journal contributionposted on 29.04.2021, 23:34 by Nathan ElsworthyNathan Elsworthy, Dean CallaghanDean Callaghan, Aaron ScanlanAaron Scanlan, Alex HM Kertesz, Crystal KeanCrystal Kean, Benjamin J Dascombe, Joshua GuyJoshua Guy

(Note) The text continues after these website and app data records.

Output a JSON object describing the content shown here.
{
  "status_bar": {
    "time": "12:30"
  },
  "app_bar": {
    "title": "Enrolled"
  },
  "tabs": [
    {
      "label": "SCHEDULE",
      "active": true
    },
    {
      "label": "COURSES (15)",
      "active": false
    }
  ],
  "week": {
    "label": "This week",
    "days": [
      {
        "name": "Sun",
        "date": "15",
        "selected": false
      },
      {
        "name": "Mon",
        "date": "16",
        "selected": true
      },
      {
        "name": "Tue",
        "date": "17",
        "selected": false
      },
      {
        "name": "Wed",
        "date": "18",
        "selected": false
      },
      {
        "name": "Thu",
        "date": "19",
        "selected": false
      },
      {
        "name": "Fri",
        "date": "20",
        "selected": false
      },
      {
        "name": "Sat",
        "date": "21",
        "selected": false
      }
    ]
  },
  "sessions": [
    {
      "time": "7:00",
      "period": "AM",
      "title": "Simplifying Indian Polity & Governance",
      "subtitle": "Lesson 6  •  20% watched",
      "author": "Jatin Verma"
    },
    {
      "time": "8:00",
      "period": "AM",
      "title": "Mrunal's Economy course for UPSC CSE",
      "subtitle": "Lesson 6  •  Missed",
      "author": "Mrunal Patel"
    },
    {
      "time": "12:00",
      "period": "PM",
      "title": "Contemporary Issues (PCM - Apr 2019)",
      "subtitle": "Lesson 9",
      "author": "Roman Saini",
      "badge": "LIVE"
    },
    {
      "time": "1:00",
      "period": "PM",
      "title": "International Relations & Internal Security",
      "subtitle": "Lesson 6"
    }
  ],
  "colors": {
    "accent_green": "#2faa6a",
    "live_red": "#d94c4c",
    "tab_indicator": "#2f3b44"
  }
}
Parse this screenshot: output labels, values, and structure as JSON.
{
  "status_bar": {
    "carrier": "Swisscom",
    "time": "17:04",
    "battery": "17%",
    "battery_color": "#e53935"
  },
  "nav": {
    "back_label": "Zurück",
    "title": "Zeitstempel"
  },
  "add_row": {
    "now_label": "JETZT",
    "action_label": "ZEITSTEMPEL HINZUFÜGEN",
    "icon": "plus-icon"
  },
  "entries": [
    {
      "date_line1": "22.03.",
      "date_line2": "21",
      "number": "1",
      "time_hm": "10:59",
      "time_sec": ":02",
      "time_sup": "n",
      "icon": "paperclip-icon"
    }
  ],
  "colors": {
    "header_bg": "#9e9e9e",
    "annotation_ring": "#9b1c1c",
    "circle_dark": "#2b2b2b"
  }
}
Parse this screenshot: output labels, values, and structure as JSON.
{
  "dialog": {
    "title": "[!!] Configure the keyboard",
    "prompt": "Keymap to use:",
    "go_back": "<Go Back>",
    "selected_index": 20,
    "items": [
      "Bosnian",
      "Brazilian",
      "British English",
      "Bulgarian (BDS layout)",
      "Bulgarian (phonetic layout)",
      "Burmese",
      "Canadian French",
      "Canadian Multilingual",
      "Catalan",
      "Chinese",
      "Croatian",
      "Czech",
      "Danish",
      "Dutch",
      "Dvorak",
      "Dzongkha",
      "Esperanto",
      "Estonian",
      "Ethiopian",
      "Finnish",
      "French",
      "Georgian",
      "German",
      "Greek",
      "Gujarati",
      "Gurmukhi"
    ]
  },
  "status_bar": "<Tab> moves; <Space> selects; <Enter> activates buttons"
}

ABSTRACT: Elsworthy, N, Callaghan, DE, Scanlan, AT, Kertesz, AHM, Kean, CO, Dascombe, BJ, and Guy, JH. Validity and reliability of using load-velocity relationship profiles to establish back squat 1 m·s-1 load. J Strength Cond Res 35(2): 340-346, 2021-Although measuring movement velocity during resistance exercise is being increasingly used to monitor player readiness for competition in team sports, the validity and reliability of using set target velocities has not been examined. This study examined test-retest reliability of the load-velocity relationship during the back squat to predict loads corresponding to a mean velocity of 1 m·s-1 (V1Load), test-retest reliability of mean concentric velocity at V1Load, and criterion validity of mean concentric velocity at V1Load. Twenty-seven resistance-trained male rugby league players completed 2 testing sessions on separate days to establish individualized back squat load-velocity relationship profiles (30, 40, 60, and 80% estimated 1 repetition maximum). Velocity during the back squat was assessed at each load and V1Load derived using individualized linear regression equations. A subset of subjects (n = 18) also performed the back squat at predicted V1Load to examine the test-retest reliability and compare the mean concentric velocity with the predicted target of 1 m·s-1. The mean concentric velocity was consistent across all loads during load-velocity relationship testing (p > 0.05, intraclass correlation coefficient [ICC] ≥0.75, coefficient of variation [CV] ≤5.7%, effect size [ES] ≤0.27), and for predicting V1Load (p = 0.11, ICC = 0.95, CV = 3.9%, ES = 0.11). The mean concentric velocity at V1Load was reliable (ICC = 0.77; CV = 2.6%; ES = 0.39) and not significantly different (p = 0.21) to the target velocity, supporting criterion validity. Individualized load-velocity profiles for the back squat can accurately predict V1Load, and subsequent use of V1Load to assess back squat velocity is valid and reliable. Using V1Load to assess changes in back squat velocity may have application in measuring changes in strength and power or readiness to train.